It’s nearly time again for the US national team‘s annual January camp, otherwise known as the best chance for unproven MLS players to show they belong on the USMNT level.
This yearly event, to be held from January 11-28 at StubHub Center, also brings with it much discussion about which guys have earned a shot to raise their USMNT status.
Most players in my list below are uncapped; the few that do have USMNT appearances to their name have collected just seven international caps between them. Many are youthful US prospects looking to step up, but there are also a few veterans that have earned a look. The thing they all have in common is I’d like to see them called to camp next month:
Tyler Adams (MF, New York Red Bulls)
The New York Red Bulls utility knife can shred opponents from various field locations, but it would certainly be nice if interim US boss Dave Sarachan (and/or the eventual managerial hire) can figure out how to get both him and Weston McKennie on the pitch without either of them having to act as the defensive midfielder. That won’t happen in January, what with the Schalke kid being unavailable. The latter’s absence, does, however, grant Adams that preferred central midfield assignment.
If the USMNT is going to play a three-man central midfield triangle (as found in a 4-3-3, 4-2-3-1 and 3-5-2), they have no shortage of options for the two-way shuttler role. Delgado was the man doing all the little things to make Toronto FC‘s championship midfield troika run smoothly.
If a guy like this is going to dip his toe in international waters, it will almost definitely need to happen at a January camp.
Okay, maybe it’s cheating to squeeze two players into a pick, but I’ll claim poetic license as only one can play at the position. Simply put, it’s the best two goalkeepers from the last two MLS Cup Playoffs. They’ve both earned a place in this camp.
The uncapped Real Salt Lake man is but one of several young central defenders in the pool, but many of them play in Europe and won’t be selected next month. This should give Glad a chance to wet his feet at the senior international level.
Ike Opara (DF, Sporting Kansas City)
Nobody on this list fits the “but he’s earned it” tag than the MLS Defender of the Year. It may be a cliché, but 28 is not that old for a center back. Opara is a highly-athletic, all-action defender who is finally enjoying the health necessary to pull USMNT nods.
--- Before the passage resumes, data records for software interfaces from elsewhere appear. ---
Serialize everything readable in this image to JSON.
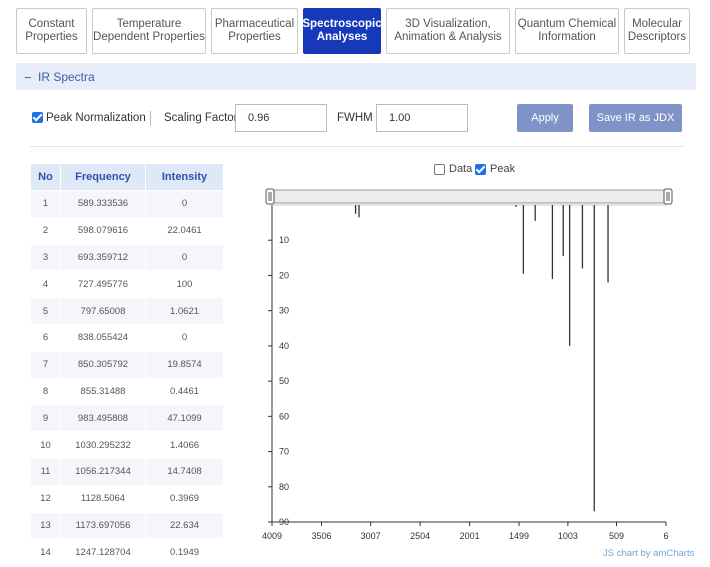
{
  "tabs": [
    {
      "label": "Constant\nProperties",
      "active": false
    },
    {
      "label": "Temperature\nDependent Properties",
      "active": false
    },
    {
      "label": "Pharmaceutical\nProperties",
      "active": false
    },
    {
      "label": "Spectroscopic\nAnalyses",
      "active": true
    },
    {
      "label": "3D Visualization,\nAnimation & Analysis",
      "active": false
    },
    {
      "label": "Quantum Chemical\nInformation",
      "active": false
    },
    {
      "label": "Molecular\nDescriptors",
      "active": false
    }
  ],
  "section": {
    "collapse_symbol": "−",
    "title": "IR Spectra"
  },
  "controls": {
    "peak_normalization_label": "Peak Normalization",
    "peak_normalization_checked": true,
    "scaling_factor_label": "Scaling Factor",
    "scaling_factor_value": "0.96",
    "fwhm_label": "FWHM",
    "fwhm_value": "1.00",
    "apply_label": "Apply",
    "save_label": "Save IR as JDX"
  },
  "table": {
    "headers": [
      "No",
      "Frequency",
      "Intensity"
    ],
    "rows": [
      [
        "1",
        "589.333536",
        "0"
      ],
      [
        "2",
        "598.079616",
        "22.0461"
      ],
      [
        "3",
        "693.359712",
        "0"
      ],
      [
        "4",
        "727.495776",
        "100"
      ],
      [
        "5",
        "797.65008",
        "1.0621"
      ],
      [
        "6",
        "838.055424",
        "0"
      ],
      [
        "7",
        "850.305792",
        "19.8574"
      ],
      [
        "8",
        "855.31488",
        "0.4461"
      ],
      [
        "9",
        "983.495808",
        "47.1099"
      ],
      [
        "10",
        "1030.295232",
        "1.4066"
      ],
      [
        "11",
        "1056.217344",
        "14.7408"
      ],
      [
        "12",
        "1128.5064",
        "0.3969"
      ],
      [
        "13",
        "1173.697056",
        "22.634"
      ],
      [
        "14",
        "1247.128704",
        "0.1949"
      ]
    ]
  },
  "legend": {
    "data_label": "Data",
    "data_checked": false,
    "peak_label": "Peak",
    "peak_checked": true
  },
  "chart_data": {
    "type": "line",
    "x_ticks": [
      "4009",
      "3506",
      "3007",
      "2504",
      "2001",
      "1499",
      "1003",
      "509",
      "6"
    ],
    "xlim": [
      4009,
      6
    ],
    "y_ticks": [
      "10",
      "20",
      "30",
      "40",
      "50",
      "60",
      "70",
      "80",
      "90"
    ],
    "ylim": [
      0,
      90
    ],
    "y_inverted": true,
    "peaks": [
      {
        "x": 3160,
        "y": 2.5
      },
      {
        "x": 3125,
        "y": 3.5
      },
      {
        "x": 1530,
        "y": 0.5
      },
      {
        "x": 1455,
        "y": 19.5
      },
      {
        "x": 1335,
        "y": 4.5
      },
      {
        "x": 1160,
        "y": 21
      },
      {
        "x": 1050,
        "y": 14.5
      },
      {
        "x": 985,
        "y": 40
      },
      {
        "x": 855,
        "y": 18
      },
      {
        "x": 735,
        "y": 87
      },
      {
        "x": 595,
        "y": 22
      }
    ],
    "credit": "JS chart by amCharts"
  },
  "colors": {
    "accent": "#1539b8",
    "button": "#7f93c7",
    "section_bg": "#e6edf9",
    "header_text": "#2a54a8"
  }
}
As with the central defense, much of the USMNT’s right back depth chart plays club ball overseas. The leaves a January opening for Matt Polster, who was actually better at both ends of the field than bookend Chicago teammate Brandon Vincent (more on him later) after his May return from injury.
All but four of 23 MLS players that scored at least a dozen goals this past season have international caps to their credit. Three of the four are from Argentina. The other is Ramirez, who made good on a long-awaited opportunity to display MLS scoring chops this season. Perhaps the best thing about the Minnesota United striker is he doesn’t need tons of chances to strike. Could he be a real bench weapon for the US? Let’s find out.
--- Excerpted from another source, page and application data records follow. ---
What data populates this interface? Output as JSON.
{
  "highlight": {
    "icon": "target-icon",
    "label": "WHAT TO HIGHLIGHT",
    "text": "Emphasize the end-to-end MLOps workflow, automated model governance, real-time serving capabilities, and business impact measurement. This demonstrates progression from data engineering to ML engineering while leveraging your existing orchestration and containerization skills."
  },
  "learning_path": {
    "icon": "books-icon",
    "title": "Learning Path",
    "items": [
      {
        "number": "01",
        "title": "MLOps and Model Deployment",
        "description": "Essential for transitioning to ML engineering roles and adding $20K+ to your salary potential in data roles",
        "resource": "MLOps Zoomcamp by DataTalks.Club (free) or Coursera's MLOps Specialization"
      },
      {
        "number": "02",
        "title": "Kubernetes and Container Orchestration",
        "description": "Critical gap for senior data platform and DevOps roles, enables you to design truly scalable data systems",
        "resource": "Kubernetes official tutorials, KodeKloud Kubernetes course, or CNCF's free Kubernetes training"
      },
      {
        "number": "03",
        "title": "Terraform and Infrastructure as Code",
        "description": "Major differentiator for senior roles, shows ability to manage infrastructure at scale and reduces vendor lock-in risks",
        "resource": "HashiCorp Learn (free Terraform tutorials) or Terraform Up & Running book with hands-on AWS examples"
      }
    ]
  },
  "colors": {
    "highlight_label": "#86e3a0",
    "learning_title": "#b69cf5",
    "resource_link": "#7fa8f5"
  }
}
Kelyn Rowe (MF, New England Revolution)
It’s a shame the New England handyman was not fit for the last World Cup qualifier. The US could have used his eye for and execution in the big-play moment. Due to an August knee setback, Rowe has been left out of the picture since starring in the Gold Cup group phase last summer. It’s time to end that USMNT layoff and make the left wing starting spot his to lose in camp.
C.J. Sapong (FW, Philadelphia Union)
Other than Adams, I’m least worried about the Philadelphia Union striker being selected. I’ll be stunned if his strong showing against Portugal (after nearly six years out of the US frame, mind you) didn’t ensure his January place. He’s always been a good target man, but Sapong has added some of the attack awareness typically shown by regular US starter Jozy Altidore.
Brandon Vincent (DF, Chicago Fire)
Yeah, he had a couple of bad days down the stretch, but the Chicago left back used most of 2017 to break through as a top tier MLS left back (something that is no longer easy to do). He can still work on the 1-v-1 defending, but I’m curious to see what the US could do if Vincent can translate his flank push and crossing ability to the international game.